While the previous episode might not have been the best that Legends of Tomorrow has had to offer over the season, so far, it did still managed to bring things to a close with an entertaining cliff-hanger. First, we had Sara, Kendra, and Ray seemingly stranded in 1958, when the 'Waverider' suddenly takes off without them. Then, at the same time, we have the rest of the crew once more finding themselves under attack by the mysterious time-travelling bounty hunter, Chronos.
With Professor Stein unwilling to risk merging into Firestorm within the confined space of the ship, Rip Hunter and Leonard Snart are left to take on Chronos, themselves – but quickly find themselves severely outmatched by the highly trained and heavily armed bounty hunter. Oddly enough, though, Chronos seems content simply with grabbing Snart and sabotaging the ship before making his escape – leaving Rip, Professor Stein, and Jax to make some hasty repairs before they can emerge from the time-stream to recover the rest of the team.
In the process of that brief, though tense conflict, though, the team emerge to realise that they have managed to jump two years ahead, finding themselves in1960. In that time, Ray and Kendra have settled into a comfortable new life together – having come to terms with the fact that their friends are not coming back for them, and are likely dead. Sara, meanwhile, has made her way to the only place where she feels she truly belongs – Nanda Parbat, and the League of Assassins.
With Snart still missing, the reunited team make their way to Nanda Parbat to convince Sara to rejoin them, only to encounter further difficulties when they realise that, in the past two years, Sara seems to have entirely committed herself to serving the League and its leader, Ra's al Ghul (Matt Nable).
Leonard Snart, meanwhile, finds himself fact-to-face with the mysterious bounty-hunter who has been tracking them since their journey began – and, has the opportunity to learn a surprising secret about his true purpose, and his identity.
While there is a lot to enjoy about this episode, I do have to admit that it does seem to be based on a somewhat awkward premise. In order to accept the two-year time-skip for those members of the team left behind, for example, you have to be willing to accept Rip's vague explanation for why it isn't actually possible to just jump straight back to 1958 to the moment after they initially left – which could strain the ability of some members of the audience to suspend their disbelief.
If you can get past that, though, this might actually be the most entertaining episode of Legends of Tomorrow, so far. It is an episode filled with moments of humour, drama, and genuine tension – and, which features some of the best moments of action we have seen, so far. Also, while it is a shame that he didn't have a more important role to play in the episode, it was great to see Matt Nable in the role of Ra's al Ghul, once again (the third season of Arrow might have been its weakest, over all – but, Ra's al Ghul was always a compelling figure, whenever he was on screen).

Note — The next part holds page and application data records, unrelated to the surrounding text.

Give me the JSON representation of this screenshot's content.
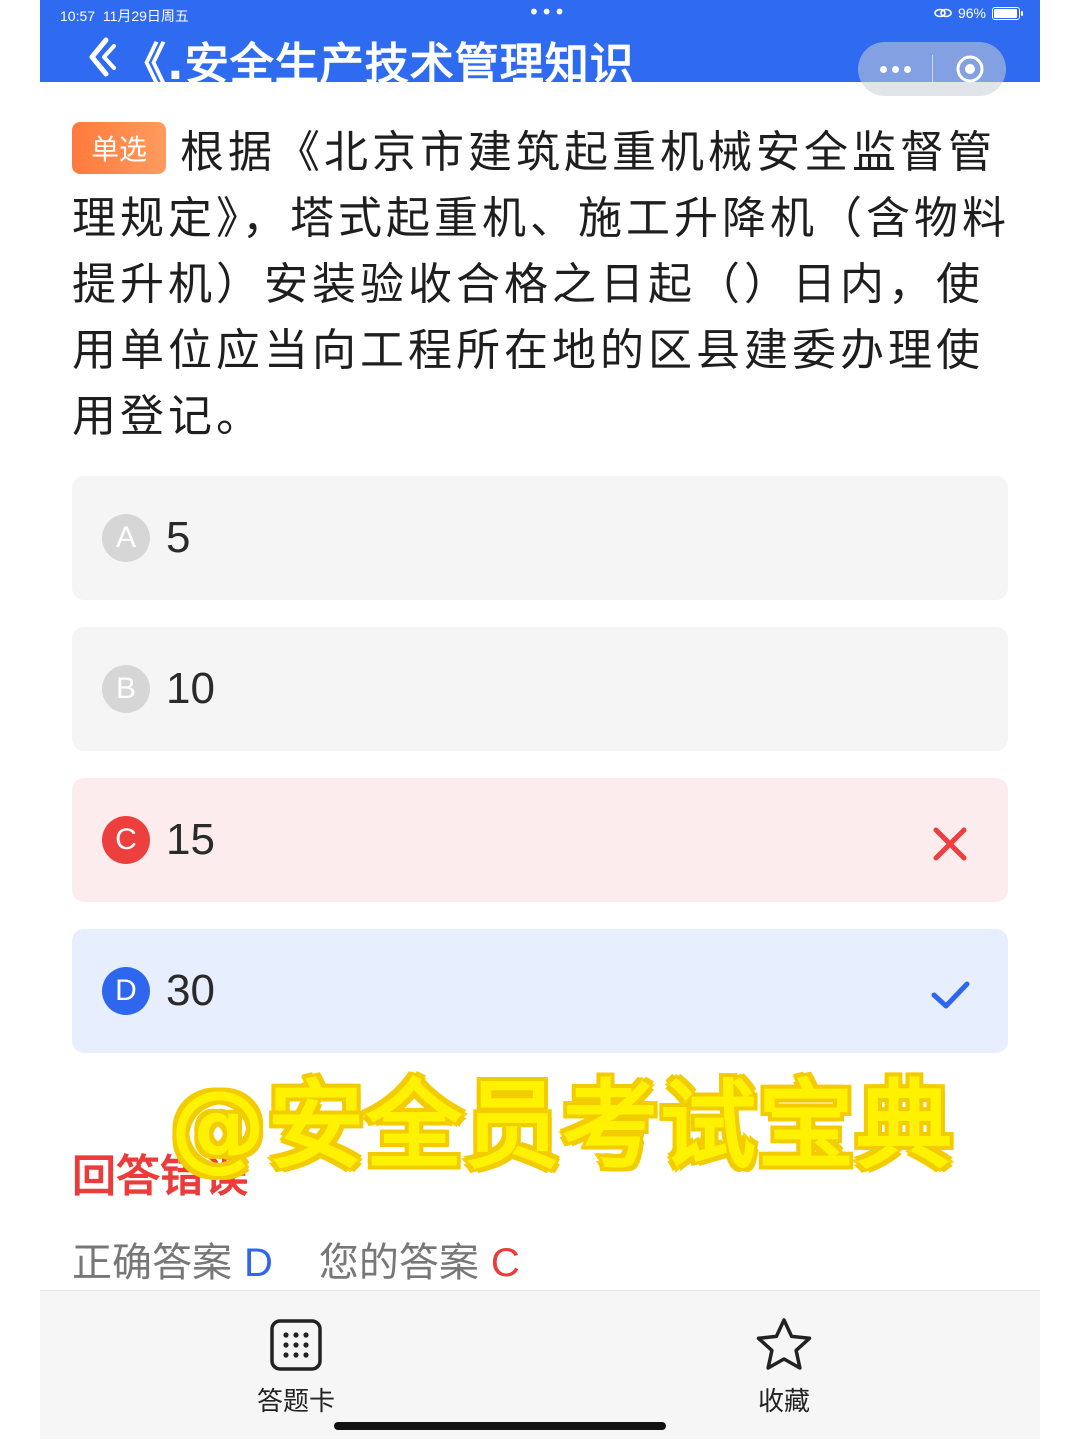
{
  "status": {
    "time": "10:57",
    "date": "11月29日周五",
    "battery": "96%"
  },
  "header": {
    "title": "《.安全生产技术管理知识",
    "back_icon": "back-chevron-icon",
    "more_icon": "more-dots-icon",
    "close_icon": "target-circle-icon",
    "color": "#2f6bf0"
  },
  "question": {
    "type_tag": "单选",
    "text": "根据《北京市建筑起重机械安全监督管理规定》，塔式起重机、施工升降机（含物料提升机）安装验收合格之日起（）日内，使用单位应当向工程所在地的区县建委办理使用登记。"
  },
  "options": [
    {
      "letter": "A",
      "text": "5",
      "state": "normal"
    },
    {
      "letter": "B",
      "text": "10",
      "state": "normal"
    },
    {
      "letter": "C",
      "text": "15",
      "state": "wrong"
    },
    {
      "letter": "D",
      "text": "30",
      "state": "correct"
    }
  ],
  "result": {
    "title": "回答错误",
    "correct_label": "正确答案",
    "correct_value": "D",
    "your_label": "您的答案",
    "your_value": "C"
  },
  "watermark": "@安全员考试宝典",
  "bottom_nav": {
    "card_label": "答题卡",
    "card_icon": "grid-card-icon",
    "fav_label": "收藏",
    "fav_icon": "star-icon"
  },
  "colors": {
    "accent": "#2f66ee",
    "error": "#ec3b3b",
    "tag": "#ff7a3c"
  }
}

Perhaps the greatest strength of this episode, though, is the way in which it manages to go some way toward correcting two of my lingering issues with the series.

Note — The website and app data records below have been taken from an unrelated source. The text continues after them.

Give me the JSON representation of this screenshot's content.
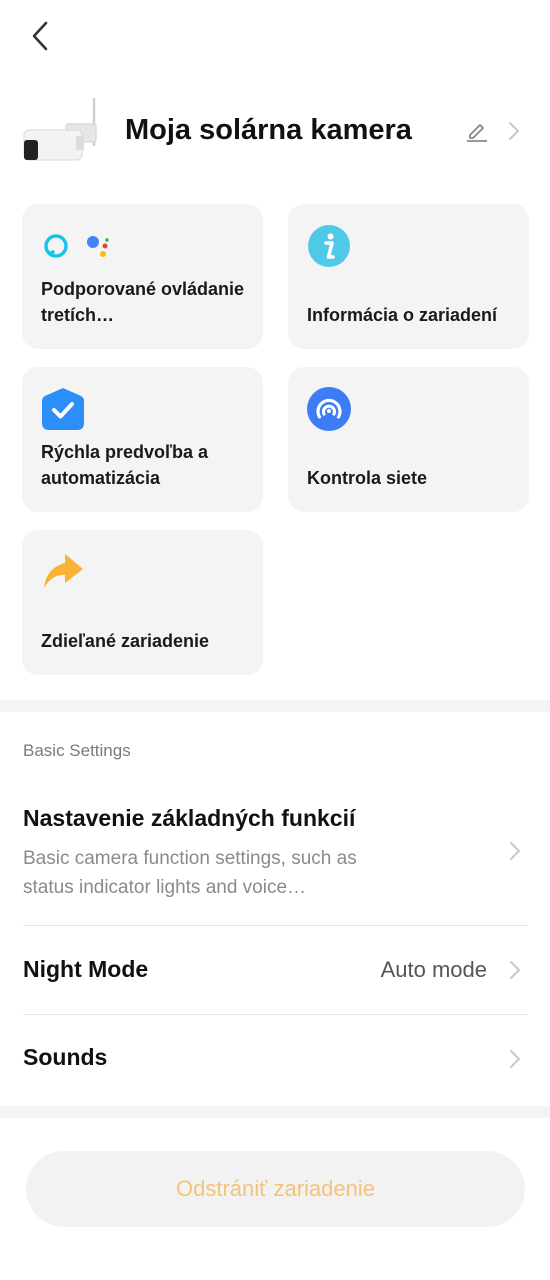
{
  "nav": {
    "back_icon": "chevron-left-icon"
  },
  "device": {
    "name": "Moja solárna kamera",
    "thumbnail": "solar-camera-image",
    "edit_icon": "pencil-icon",
    "chevron_icon": "chevron-right-icon"
  },
  "tiles": [
    {
      "label": "Podporované ovládanie tretích…",
      "icons": [
        "alexa-icon",
        "google-assistant-icon"
      ]
    },
    {
      "label": "Informácia o zariadení",
      "icons": [
        "info-icon"
      ],
      "color": "#4fc9e8"
    },
    {
      "label": "Rýchla predvoľba a automatizácia",
      "icons": [
        "automation-check-icon"
      ],
      "color": "#2c8ef8"
    },
    {
      "label": "Kontrola siete",
      "icons": [
        "network-check-icon"
      ],
      "color": "#3d7cf5"
    },
    {
      "label": "Zdieľané zariadenie",
      "icons": [
        "share-arrow-icon"
      ],
      "color": "#f9b233"
    }
  ],
  "settings": {
    "section_title": "Basic Settings",
    "rows": [
      {
        "title": "Nastavenie základných funkcií",
        "subtitle": "Basic camera function settings, such as status indicator lights and voice…",
        "value": ""
      },
      {
        "title": "Night Mode",
        "subtitle": "",
        "value": "Auto mode"
      },
      {
        "title": "Sounds",
        "subtitle": "",
        "value": ""
      }
    ]
  },
  "delete_button": {
    "label": "Odstrániť zariadenie",
    "color": "#f5c27a"
  },
  "colors": {
    "tile_bg": "#f4f4f4",
    "separator": "#f4f4f4"
  }
}
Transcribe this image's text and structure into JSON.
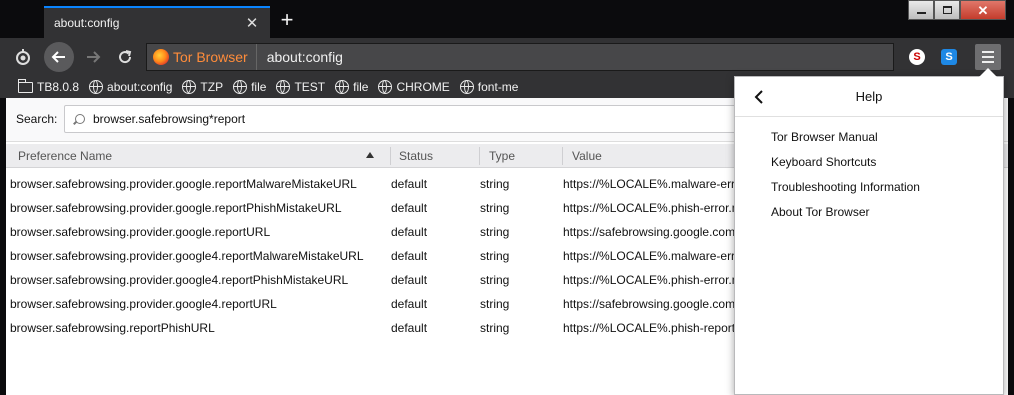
{
  "tab": {
    "title": "about:config",
    "close_icon": "close-icon",
    "new_tab_icon": "plus-icon"
  },
  "nav": {
    "identity_label": "Tor Browser",
    "url": "about:config",
    "back_icon": "arrow-left-icon",
    "forward_icon": "arrow-right-icon",
    "reload_icon": "reload-icon",
    "onion_icon": "onion-icon",
    "ext1": "S",
    "ext2": "S"
  },
  "bookmarks": [
    {
      "label": "TB8.0.8",
      "icon": "folder-icon"
    },
    {
      "label": "about:config",
      "icon": "globe-icon"
    },
    {
      "label": "TZP",
      "icon": "globe-icon"
    },
    {
      "label": "file",
      "icon": "globe-icon"
    },
    {
      "label": "TEST",
      "icon": "globe-icon"
    },
    {
      "label": "file",
      "icon": "globe-icon"
    },
    {
      "label": "CHROME",
      "icon": "globe-icon"
    },
    {
      "label": "font-me",
      "icon": "globe-icon"
    }
  ],
  "search": {
    "label": "Search:",
    "value": "browser.safebrowsing*report"
  },
  "table": {
    "headers": {
      "name": "Preference Name",
      "status": "Status",
      "type": "Type",
      "value": "Value"
    },
    "rows": [
      {
        "name": "browser.safebrowsing.provider.google.reportMalwareMistakeURL",
        "status": "default",
        "type": "string",
        "value": "https://%LOCALE%.malware-error.m"
      },
      {
        "name": "browser.safebrowsing.provider.google.reportPhishMistakeURL",
        "status": "default",
        "type": "string",
        "value": "https://%LOCALE%.phish-error.m"
      },
      {
        "name": "browser.safebrowsing.provider.google.reportURL",
        "status": "default",
        "type": "string",
        "value": "https://safebrowsing.google.com"
      },
      {
        "name": "browser.safebrowsing.provider.google4.reportMalwareMistakeURL",
        "status": "default",
        "type": "string",
        "value": "https://%LOCALE%.malware-error.m"
      },
      {
        "name": "browser.safebrowsing.provider.google4.reportPhishMistakeURL",
        "status": "default",
        "type": "string",
        "value": "https://%LOCALE%.phish-error.m"
      },
      {
        "name": "browser.safebrowsing.provider.google4.reportURL",
        "status": "default",
        "type": "string",
        "value": "https://safebrowsing.google.com"
      },
      {
        "name": "browser.safebrowsing.reportPhishURL",
        "status": "default",
        "type": "string",
        "value": "https://%LOCALE%.phish-report"
      }
    ]
  },
  "help": {
    "title": "Help",
    "items": [
      "Tor Browser Manual",
      "Keyboard Shortcuts",
      "Troubleshooting Information",
      "About Tor Browser"
    ]
  },
  "colors": {
    "accent": "#0a84ff",
    "toolbar": "#323234",
    "tabstrip": "#0b0b0d",
    "close": "#c43c2c"
  }
}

By giving Ray and Kendra two years together, even if it did take place almost entirely off-camera, the series has managed to significantly alter the context of their relationship. While, previously, their relationship came across as too sudden to be entirely convincing, now they have a shared history beyond their experiences aboard the 'Waverider'. Brandon Routh and Ciara Renee still don't have an entirely convincing chemistry in their scenes together – but, at least, there is a much more convincing basis for their relationship, now. Also, the fact that Kendra is, ultimately, much more willing to abandon the lives they had built for themselves than Ray is becomes a source of relationship drama which doesn't feel contrived. These might feel small steps, sure – but, considering how poorly conceived their relationship had seemed initially, it still feels like a significant improvement.

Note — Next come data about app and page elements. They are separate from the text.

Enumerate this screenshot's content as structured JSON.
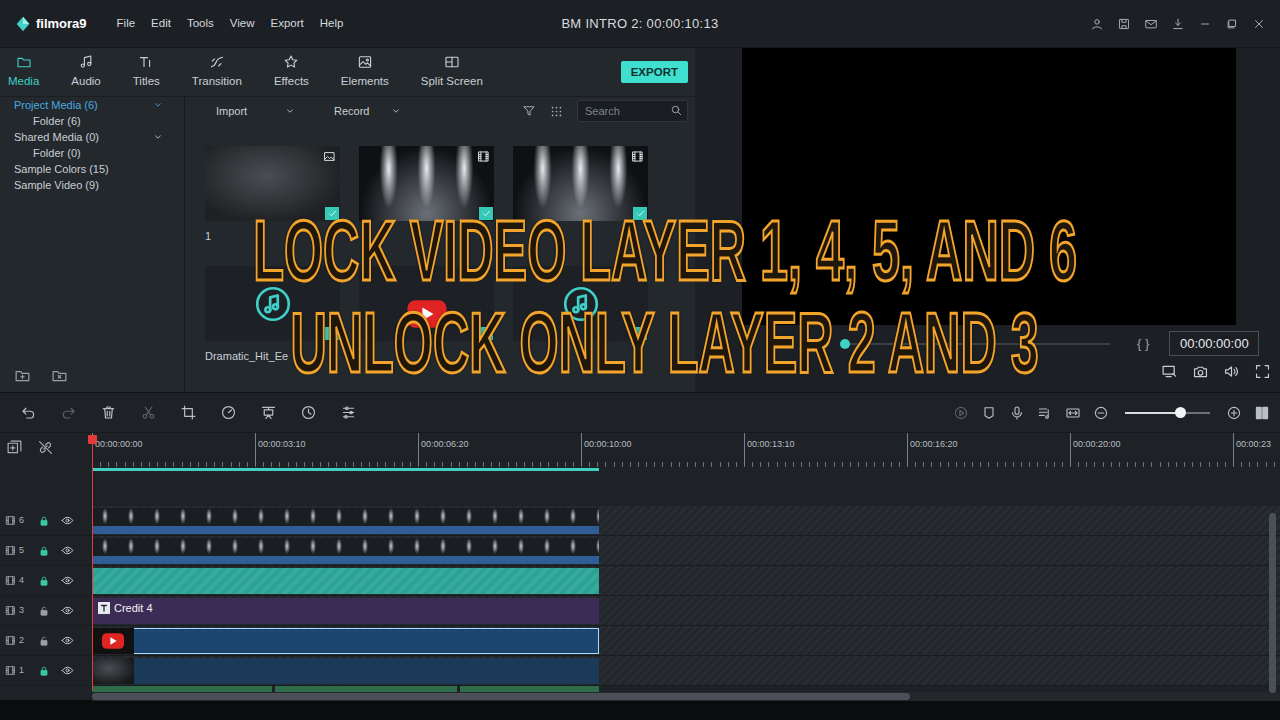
{
  "window": {
    "app": "filmora9",
    "title": "BM INTRO 2:  00:00:10:13"
  },
  "menu": [
    "File",
    "Edit",
    "Tools",
    "View",
    "Export",
    "Help"
  ],
  "tabs": [
    {
      "label": "Media",
      "selected": true
    },
    {
      "label": "Audio",
      "selected": false
    },
    {
      "label": "Titles",
      "selected": false
    },
    {
      "label": "Transition",
      "selected": false
    },
    {
      "label": "Effects",
      "selected": false
    },
    {
      "label": "Elements",
      "selected": false
    },
    {
      "label": "Split Screen",
      "selected": false
    }
  ],
  "export_button": "EXPORT",
  "library": [
    {
      "label": "Project Media (6)",
      "kind": "group",
      "selected": true,
      "expanded": true
    },
    {
      "label": "Folder (6)",
      "kind": "folder",
      "selected": false,
      "expanded": false
    },
    {
      "label": "Shared Media (0)",
      "kind": "group",
      "selected": false,
      "expanded": true
    },
    {
      "label": "Folder (0)",
      "kind": "folder",
      "selected": false,
      "expanded": false
    },
    {
      "label": "Sample Colors (15)",
      "kind": "group",
      "selected": false,
      "expanded": false
    },
    {
      "label": "Sample Video (9)",
      "kind": "group",
      "selected": false,
      "expanded": false
    }
  ],
  "media_bar": {
    "import": "Import",
    "record": "Record",
    "search_placeholder": "Search"
  },
  "media": [
    {
      "label": "1",
      "kind": "image",
      "used": true
    },
    {
      "kind": "lights",
      "used": true
    },
    {
      "kind": "lights",
      "used": true
    },
    {
      "label": "Dramatic_Hit_Ee",
      "kind": "audio",
      "used": true
    },
    {
      "kind": "logo",
      "used": true
    },
    {
      "kind": "audio",
      "used": true
    }
  ],
  "preview": {
    "brackets": "{ }",
    "timecode": "00:00:00:00",
    "level": 0
  },
  "ruler": [
    "00:00:00:00",
    "00:00:03:10",
    "00:00:06:20",
    "00:00:10:00",
    "00:00:13:10",
    "00:00:16:20",
    "00:00:20:00",
    "00:00:23"
  ],
  "zoom": {
    "level": 0.65
  },
  "tracks": [
    {
      "number": "6",
      "kind": "lights",
      "locked": true,
      "visible": true,
      "selected": false
    },
    {
      "number": "5",
      "kind": "lights",
      "locked": true,
      "visible": true,
      "selected": false
    },
    {
      "number": "4",
      "kind": "color",
      "locked": true,
      "visible": true,
      "selected": false
    },
    {
      "number": "3",
      "kind": "title",
      "label": "Credit 4",
      "locked": false,
      "visible": true,
      "selected": false
    },
    {
      "number": "2",
      "kind": "logo",
      "locked": false,
      "visible": true,
      "selected": true
    },
    {
      "number": "1",
      "kind": "texture",
      "locked": true,
      "visible": true,
      "selected": false
    }
  ],
  "caption": [
    "LOCK VIDEO LAYER 1, 4, 5, AND 6",
    "UNLOCK ONLY LAYER 2 AND 3"
  ]
}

The true high-light of the episode concerns Chronos, though. In all of his prior appearances, Chronos has barely even qualified as a character – seeming to have existed only to push the plot forward whenever things were in danger of slowing down. So, the fact that the man beneath that, admittedly intimidating, mask should turn out to have been Mick Rory, all along (having been picked up by the Time Masters, after being abandoned by Snart), was a fantastic twist.
It had been fairly obvious, of course, that Leonard Snart hadn't actually killed Mick Rory - and, it had been just as obvious that, despite the attempted ambiguity of his final appearance, we would be seeing more of him before the season came to an end. The fact that we never actually saw Snart kill him made the inevitable twist that Rory was still alive fairly obvious. With that in mind, the fact that the creator's of this show had actually managed to pull off any sort of surprise regarding Mick Rory's role on the series is genuinely impressive. On top of that, the moment of revelation also led to some fantastic scenes between Dominic Purcell and Wentworth Miller.
Legends of Tomorrow has been somewhat inconsistent throughout its first season – but, when it is at its best, it has been a very entertaining series filled with great moments between a cast of, mostly, well-drawn characters. Despite the lingering issues I might still have with the initial premise, here, this episode might still be the best example of what Legends of Tomorrow is truly capable of that we have had, so far.